**TASK INSTRUCTIONS**. Return each record word for word, keeping none of its pictures.

**** INPUT RECORDS ****

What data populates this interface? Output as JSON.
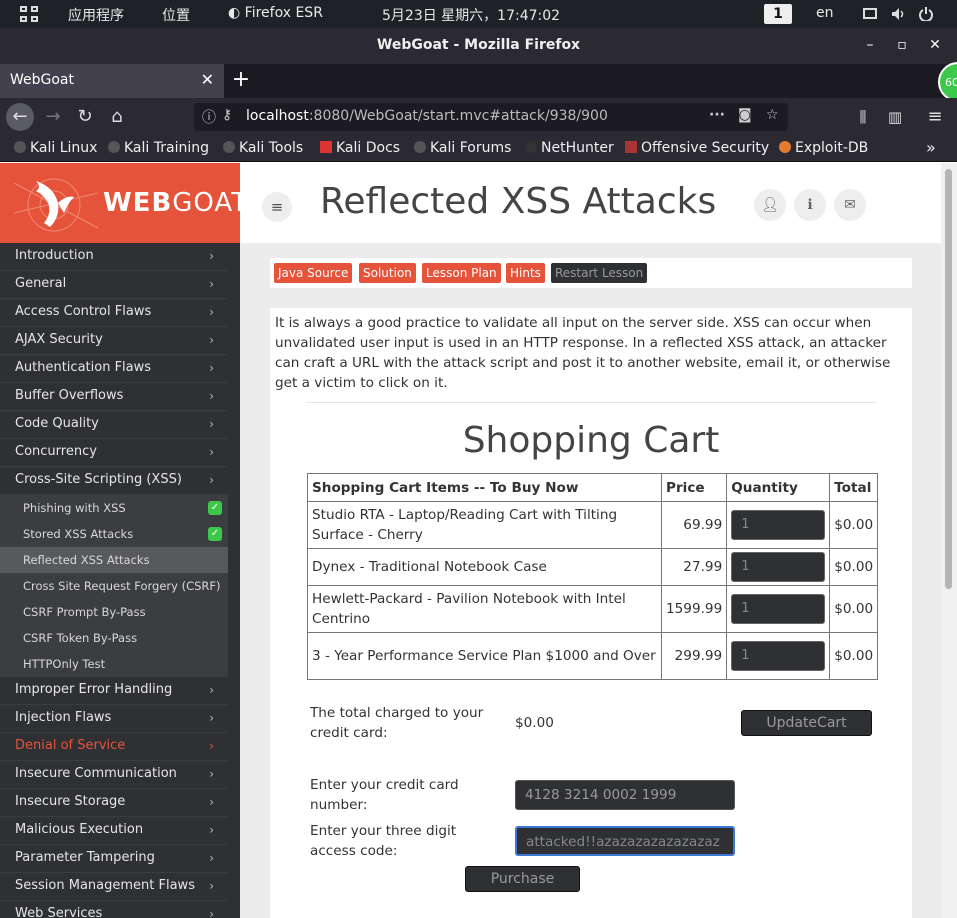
{
  "os": {
    "apps_label": "应用程序",
    "places_label": "位置",
    "active_app": "Firefox ESR",
    "clock": "5月23日 星期六，17:47:02",
    "workspace": "1",
    "lang": "en"
  },
  "window": {
    "title": "WebGoat - Mozilla Firefox"
  },
  "tab": {
    "label": "WebGoat",
    "badge": "60"
  },
  "url": {
    "host": "localhost",
    "rest": ":8080/WebGoat/start.mvc#attack/938/900"
  },
  "bookmarks": [
    "Kali Linux",
    "Kali Training",
    "Kali Tools",
    "Kali Docs",
    "Kali Forums",
    "NetHunter",
    "Offensive Security",
    "Exploit-DB"
  ],
  "logo": {
    "bold": "WEB",
    "light": "GOAT"
  },
  "menu": {
    "introduction": "Introduction",
    "general": "General",
    "access_control": "Access Control Flaws",
    "ajax": "AJAX Security",
    "authentication": "Authentication Flaws",
    "buffer": "Buffer Overflows",
    "code_quality": "Code Quality",
    "concurrency": "Concurrency",
    "xss": "Cross-Site Scripting (XSS)",
    "sub_phishing": "Phishing with XSS",
    "sub_stored": "Stored XSS Attacks",
    "sub_reflected": "Reflected XSS Attacks",
    "sub_csrf": "Cross Site Request Forgery (CSRF)",
    "sub_csrf_prompt": "CSRF Prompt By-Pass",
    "sub_csrf_token": "CSRF Token By-Pass",
    "sub_httponly": "HTTPOnly Test",
    "error_handling": "Improper Error Handling",
    "injection": "Injection Flaws",
    "dos": "Denial of Service",
    "insecure_comm": "Insecure Communication",
    "insecure_storage": "Insecure Storage",
    "malicious": "Malicious Execution",
    "param_tampering": "Parameter Tampering",
    "session": "Session Management Flaws",
    "web_services": "Web Services"
  },
  "header": {
    "title": "Reflected XSS Attacks"
  },
  "lesson_buttons": {
    "java_source": "Java Source",
    "solution": "Solution",
    "lesson_plan": "Lesson Plan",
    "hints": "Hints",
    "restart": "Restart Lesson"
  },
  "intro": "It is always a good practice to validate all input on the server side. XSS can occur when unvalidated user input is used in an HTTP response. In a reflected XSS attack, an attacker can craft a URL with the attack script and post it to another website, email it, or otherwise get a victim to click on it.",
  "cart": {
    "title": "Shopping Cart",
    "headers": [
      "Shopping Cart Items -- To Buy Now",
      "Price",
      "Quantity",
      "Total"
    ],
    "rows": [
      {
        "item": "Studio RTA - Laptop/Reading Cart with Tilting Surface - Cherry",
        "price": "69.99",
        "qty": "1",
        "total": "$0.00"
      },
      {
        "item": "Dynex - Traditional Notebook Case",
        "price": "27.99",
        "qty": "1",
        "total": "$0.00"
      },
      {
        "item": "Hewlett-Packard - Pavilion Notebook with Intel Centrino",
        "price": "1599.99",
        "qty": "1",
        "total": "$0.00"
      },
      {
        "item": "3 - Year Performance Service Plan $1000 and Over",
        "price": "299.99",
        "qty": "1",
        "total": "$0.00"
      }
    ]
  },
  "form": {
    "total_label": "The total charged to your credit card:",
    "total_value": "$0.00",
    "update_button": "UpdateCart",
    "card_label": "Enter your credit card number:",
    "card_value": "4128 3214 0002 1999",
    "code_label": "Enter your three digit access code:",
    "code_value": "attacked!!azazazazazazazaz",
    "purchase_button": "Purchase"
  }
}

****

**RESPONSE**.
What data populates this interface? Output as JSON.
{
  "os": {
    "apps_label": "应用程序",
    "places_label": "位置",
    "active_app": "Firefox ESR",
    "clock": "5月23日 星期六，17:47:02",
    "workspace": "1",
    "lang": "en"
  },
  "window": {
    "title": "WebGoat - Mozilla Firefox"
  },
  "tab": {
    "label": "WebGoat",
    "badge": "60"
  },
  "url": {
    "host": "localhost",
    "rest": ":8080/WebGoat/start.mvc#attack/938/900"
  },
  "bookmarks": [
    "Kali Linux",
    "Kali Training",
    "Kali Tools",
    "Kali Docs",
    "Kali Forums",
    "NetHunter",
    "Offensive Security",
    "Exploit-DB"
  ],
  "logo": {
    "bold": "WEB",
    "light": "GOAT"
  },
  "menu": {
    "introduction": "Introduction",
    "general": "General",
    "access_control": "Access Control Flaws",
    "ajax": "AJAX Security",
    "authentication": "Authentication Flaws",
    "buffer": "Buffer Overflows",
    "code_quality": "Code Quality",
    "concurrency": "Concurrency",
    "xss": "Cross-Site Scripting (XSS)",
    "sub_phishing": "Phishing with XSS",
    "sub_stored": "Stored XSS Attacks",
    "sub_reflected": "Reflected XSS Attacks",
    "sub_csrf": "Cross Site Request Forgery (CSRF)",
    "sub_csrf_prompt": "CSRF Prompt By-Pass",
    "sub_csrf_token": "CSRF Token By-Pass",
    "sub_httponly": "HTTPOnly Test",
    "error_handling": "Improper Error Handling",
    "injection": "Injection Flaws",
    "dos": "Denial of Service",
    "insecure_comm": "Insecure Communication",
    "insecure_storage": "Insecure Storage",
    "malicious": "Malicious Execution",
    "param_tampering": "Parameter Tampering",
    "session": "Session Management Flaws",
    "web_services": "Web Services"
  },
  "header": {
    "title": "Reflected XSS Attacks"
  },
  "lesson_buttons": {
    "java_source": "Java Source",
    "solution": "Solution",
    "lesson_plan": "Lesson Plan",
    "hints": "Hints",
    "restart": "Restart Lesson"
  },
  "intro": "It is always a good practice to validate all input on the server side. XSS can occur when unvalidated user input is used in an HTTP response. In a reflected XSS attack, an attacker can craft a URL with the attack script and post it to another website, email it, or otherwise get a victim to click on it.",
  "cart": {
    "title": "Shopping Cart",
    "headers": [
      "Shopping Cart Items -- To Buy Now",
      "Price",
      "Quantity",
      "Total"
    ],
    "rows": [
      {
        "item": "Studio RTA - Laptop/Reading Cart with Tilting Surface - Cherry",
        "price": "69.99",
        "qty": "1",
        "total": "$0.00"
      },
      {
        "item": "Dynex - Traditional Notebook Case",
        "price": "27.99",
        "qty": "1",
        "total": "$0.00"
      },
      {
        "item": "Hewlett-Packard - Pavilion Notebook with Intel Centrino",
        "price": "1599.99",
        "qty": "1",
        "total": "$0.00"
      },
      {
        "item": "3 - Year Performance Service Plan $1000 and Over",
        "price": "299.99",
        "qty": "1",
        "total": "$0.00"
      }
    ]
  },
  "form": {
    "total_label": "The total charged to your credit card:",
    "total_value": "$0.00",
    "update_button": "UpdateCart",
    "card_label": "Enter your credit card number:",
    "card_value": "4128 3214 0002 1999",
    "code_label": "Enter your three digit access code:",
    "code_value": "attacked!!azazazazazazazaz",
    "purchase_button": "Purchase"
  }
}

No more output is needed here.